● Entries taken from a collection
-----

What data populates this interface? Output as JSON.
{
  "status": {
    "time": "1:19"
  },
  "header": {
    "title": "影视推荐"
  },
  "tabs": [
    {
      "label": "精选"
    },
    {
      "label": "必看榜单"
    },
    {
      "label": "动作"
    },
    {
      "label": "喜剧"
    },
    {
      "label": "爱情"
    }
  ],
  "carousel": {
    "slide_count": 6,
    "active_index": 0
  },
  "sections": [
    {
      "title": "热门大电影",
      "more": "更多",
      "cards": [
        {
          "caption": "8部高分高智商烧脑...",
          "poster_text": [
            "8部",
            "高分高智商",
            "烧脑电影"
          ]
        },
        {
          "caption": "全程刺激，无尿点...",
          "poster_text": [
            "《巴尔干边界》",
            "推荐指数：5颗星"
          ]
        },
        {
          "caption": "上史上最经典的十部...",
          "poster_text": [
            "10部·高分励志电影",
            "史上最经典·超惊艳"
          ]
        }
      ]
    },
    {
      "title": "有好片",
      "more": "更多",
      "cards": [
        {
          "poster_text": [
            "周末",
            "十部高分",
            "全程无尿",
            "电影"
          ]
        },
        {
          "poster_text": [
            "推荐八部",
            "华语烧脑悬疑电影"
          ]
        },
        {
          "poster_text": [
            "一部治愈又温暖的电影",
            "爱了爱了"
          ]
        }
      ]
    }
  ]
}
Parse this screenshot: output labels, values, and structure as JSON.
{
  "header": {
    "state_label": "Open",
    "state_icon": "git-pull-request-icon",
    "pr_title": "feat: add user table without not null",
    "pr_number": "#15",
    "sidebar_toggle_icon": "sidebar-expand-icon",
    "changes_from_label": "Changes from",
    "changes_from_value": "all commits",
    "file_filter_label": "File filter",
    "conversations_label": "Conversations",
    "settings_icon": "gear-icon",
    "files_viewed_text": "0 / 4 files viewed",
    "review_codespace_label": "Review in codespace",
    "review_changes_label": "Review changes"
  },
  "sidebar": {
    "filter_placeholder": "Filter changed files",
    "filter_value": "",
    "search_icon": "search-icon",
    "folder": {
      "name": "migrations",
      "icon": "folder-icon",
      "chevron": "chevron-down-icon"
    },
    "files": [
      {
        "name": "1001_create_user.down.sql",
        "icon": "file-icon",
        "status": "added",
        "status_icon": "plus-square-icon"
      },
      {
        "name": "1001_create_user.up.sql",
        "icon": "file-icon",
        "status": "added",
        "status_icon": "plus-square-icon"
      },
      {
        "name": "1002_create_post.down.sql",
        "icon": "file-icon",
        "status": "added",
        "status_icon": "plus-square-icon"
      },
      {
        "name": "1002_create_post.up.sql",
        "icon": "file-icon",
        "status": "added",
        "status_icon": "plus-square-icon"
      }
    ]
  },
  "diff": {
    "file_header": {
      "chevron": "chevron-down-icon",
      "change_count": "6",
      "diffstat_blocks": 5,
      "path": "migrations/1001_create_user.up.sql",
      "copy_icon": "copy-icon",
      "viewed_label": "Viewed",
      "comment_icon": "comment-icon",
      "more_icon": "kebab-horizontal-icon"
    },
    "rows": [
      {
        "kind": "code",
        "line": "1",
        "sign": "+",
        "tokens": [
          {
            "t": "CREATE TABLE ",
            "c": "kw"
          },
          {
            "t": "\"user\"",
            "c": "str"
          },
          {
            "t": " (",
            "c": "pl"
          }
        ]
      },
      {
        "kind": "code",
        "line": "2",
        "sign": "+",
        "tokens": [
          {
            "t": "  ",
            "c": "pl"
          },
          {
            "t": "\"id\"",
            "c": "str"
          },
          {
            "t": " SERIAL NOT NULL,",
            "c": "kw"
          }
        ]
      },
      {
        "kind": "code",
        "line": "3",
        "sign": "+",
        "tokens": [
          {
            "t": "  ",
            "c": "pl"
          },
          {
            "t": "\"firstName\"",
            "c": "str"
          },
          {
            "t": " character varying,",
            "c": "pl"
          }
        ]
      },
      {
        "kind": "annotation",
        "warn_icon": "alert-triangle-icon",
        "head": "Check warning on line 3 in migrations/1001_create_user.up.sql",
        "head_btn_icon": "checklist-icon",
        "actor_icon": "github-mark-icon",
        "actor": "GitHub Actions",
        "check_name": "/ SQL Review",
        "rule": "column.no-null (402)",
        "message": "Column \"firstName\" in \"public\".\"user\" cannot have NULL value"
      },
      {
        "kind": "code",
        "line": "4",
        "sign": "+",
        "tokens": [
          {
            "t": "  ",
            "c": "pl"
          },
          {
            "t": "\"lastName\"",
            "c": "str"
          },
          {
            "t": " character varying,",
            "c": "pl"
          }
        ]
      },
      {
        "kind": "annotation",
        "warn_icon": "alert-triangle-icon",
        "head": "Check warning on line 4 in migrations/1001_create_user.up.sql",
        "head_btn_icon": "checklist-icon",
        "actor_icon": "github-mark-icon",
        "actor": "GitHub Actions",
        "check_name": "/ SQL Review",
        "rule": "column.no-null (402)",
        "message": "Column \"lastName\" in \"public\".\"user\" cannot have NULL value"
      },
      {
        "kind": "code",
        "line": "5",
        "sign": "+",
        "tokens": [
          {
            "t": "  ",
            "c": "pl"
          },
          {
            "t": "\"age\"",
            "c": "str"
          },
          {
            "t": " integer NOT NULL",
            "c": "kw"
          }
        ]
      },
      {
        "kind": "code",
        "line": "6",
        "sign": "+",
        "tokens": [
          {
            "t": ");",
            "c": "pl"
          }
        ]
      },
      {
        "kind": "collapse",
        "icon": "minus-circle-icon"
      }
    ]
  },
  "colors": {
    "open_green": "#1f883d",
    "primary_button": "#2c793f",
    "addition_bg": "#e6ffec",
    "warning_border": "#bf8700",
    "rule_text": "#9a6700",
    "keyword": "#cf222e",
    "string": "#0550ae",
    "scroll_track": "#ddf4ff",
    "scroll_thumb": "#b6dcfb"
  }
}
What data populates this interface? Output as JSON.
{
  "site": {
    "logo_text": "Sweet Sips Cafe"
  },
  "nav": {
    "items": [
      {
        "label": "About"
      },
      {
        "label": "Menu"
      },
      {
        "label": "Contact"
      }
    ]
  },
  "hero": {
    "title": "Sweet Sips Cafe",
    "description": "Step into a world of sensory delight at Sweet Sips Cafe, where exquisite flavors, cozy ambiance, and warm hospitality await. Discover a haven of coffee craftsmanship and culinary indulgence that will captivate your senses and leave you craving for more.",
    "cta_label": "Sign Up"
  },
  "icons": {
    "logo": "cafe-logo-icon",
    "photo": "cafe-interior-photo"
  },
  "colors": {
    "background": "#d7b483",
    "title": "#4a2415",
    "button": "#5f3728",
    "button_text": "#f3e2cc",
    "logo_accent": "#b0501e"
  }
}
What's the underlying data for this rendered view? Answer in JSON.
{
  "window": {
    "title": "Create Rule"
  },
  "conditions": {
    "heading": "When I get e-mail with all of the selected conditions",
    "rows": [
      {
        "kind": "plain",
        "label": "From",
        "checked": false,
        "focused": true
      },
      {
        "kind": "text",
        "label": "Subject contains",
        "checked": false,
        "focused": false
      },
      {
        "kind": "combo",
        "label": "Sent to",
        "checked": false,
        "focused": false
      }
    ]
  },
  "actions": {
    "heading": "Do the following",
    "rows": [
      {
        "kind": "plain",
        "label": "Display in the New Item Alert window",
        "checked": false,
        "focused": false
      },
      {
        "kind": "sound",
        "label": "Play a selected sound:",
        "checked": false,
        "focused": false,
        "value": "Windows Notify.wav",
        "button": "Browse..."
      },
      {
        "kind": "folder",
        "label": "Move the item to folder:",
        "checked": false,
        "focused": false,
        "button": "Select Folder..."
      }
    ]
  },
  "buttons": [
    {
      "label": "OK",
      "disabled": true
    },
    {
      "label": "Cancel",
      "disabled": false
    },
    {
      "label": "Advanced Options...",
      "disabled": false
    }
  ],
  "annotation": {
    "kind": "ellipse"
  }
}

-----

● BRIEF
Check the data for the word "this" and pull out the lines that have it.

● PROBLEM SOLUTION
What data populates this interface? Output as JSON.
Parse this screenshot: output labels, values, and structure as JSON.
What data populates this interface? Output as JSON.
What's the underlying data for this rendered view? Answer in JSON.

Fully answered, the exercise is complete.